Records provided Block Start

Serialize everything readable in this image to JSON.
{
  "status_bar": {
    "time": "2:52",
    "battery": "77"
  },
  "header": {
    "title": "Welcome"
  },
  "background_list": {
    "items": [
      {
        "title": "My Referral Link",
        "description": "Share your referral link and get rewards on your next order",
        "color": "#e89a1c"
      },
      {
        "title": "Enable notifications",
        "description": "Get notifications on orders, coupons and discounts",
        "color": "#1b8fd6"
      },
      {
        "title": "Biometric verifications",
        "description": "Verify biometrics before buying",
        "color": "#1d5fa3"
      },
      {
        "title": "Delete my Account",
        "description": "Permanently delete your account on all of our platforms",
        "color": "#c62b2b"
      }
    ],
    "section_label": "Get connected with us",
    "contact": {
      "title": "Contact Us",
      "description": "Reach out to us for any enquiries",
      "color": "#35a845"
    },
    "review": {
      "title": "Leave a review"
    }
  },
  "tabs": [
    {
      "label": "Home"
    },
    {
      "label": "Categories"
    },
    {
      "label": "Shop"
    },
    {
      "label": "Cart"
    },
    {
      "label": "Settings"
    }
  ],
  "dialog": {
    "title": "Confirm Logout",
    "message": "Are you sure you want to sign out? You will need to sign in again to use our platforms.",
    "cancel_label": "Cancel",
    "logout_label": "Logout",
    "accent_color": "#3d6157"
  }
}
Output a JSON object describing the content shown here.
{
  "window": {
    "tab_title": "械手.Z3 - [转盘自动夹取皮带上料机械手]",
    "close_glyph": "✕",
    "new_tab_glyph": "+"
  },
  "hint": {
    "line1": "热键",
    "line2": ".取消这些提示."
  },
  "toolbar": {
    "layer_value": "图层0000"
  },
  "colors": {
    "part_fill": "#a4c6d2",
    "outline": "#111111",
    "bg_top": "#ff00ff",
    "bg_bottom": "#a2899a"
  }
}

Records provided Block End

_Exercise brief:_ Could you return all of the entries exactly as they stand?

_Task result:_
Serialize everything readable in this image to JSON.
{
  "status_bar": {
    "time": "2:52",
    "battery": "77"
  },
  "header": {
    "title": "Welcome"
  },
  "background_list": {
    "items": [
      {
        "title": "My Referral Link",
        "description": "Share your referral link and get rewards on your next order",
        "color": "#e89a1c"
      },
      {
        "title": "Enable notifications",
        "description": "Get notifications on orders, coupons and discounts",
        "color": "#1b8fd6"
      },
      {
        "title": "Biometric verifications",
        "description": "Verify biometrics before buying",
        "color": "#1d5fa3"
      },
      {
        "title": "Delete my Account",
        "description": "Permanently delete your account on all of our platforms",
        "color": "#c62b2b"
      }
    ],
    "section_label": "Get connected with us",
    "contact": {
      "title": "Contact Us",
      "description": "Reach out to us for any enquiries",
      "color": "#35a845"
    },
    "review": {
      "title": "Leave a review"
    }
  },
  "tabs": [
    {
      "label": "Home"
    },
    {
      "label": "Categories"
    },
    {
      "label": "Shop"
    },
    {
      "label": "Cart"
    },
    {
      "label": "Settings"
    }
  ],
  "dialog": {
    "title": "Confirm Logout",
    "message": "Are you sure you want to sign out? You will need to sign in again to use our platforms.",
    "cancel_label": "Cancel",
    "logout_label": "Logout",
    "accent_color": "#3d6157"
  }
}
Output a JSON object describing the content shown here.
{
  "window": {
    "tab_title": "械手.Z3 - [转盘自动夹取皮带上料机械手]",
    "close_glyph": "✕",
    "new_tab_glyph": "+"
  },
  "hint": {
    "line1": "热键",
    "line2": ".取消这些提示."
  },
  "toolbar": {
    "layer_value": "图层0000"
  },
  "colors": {
    "part_fill": "#a4c6d2",
    "outline": "#111111",
    "bg_top": "#ff00ff",
    "bg_bottom": "#a2899a"
  }
}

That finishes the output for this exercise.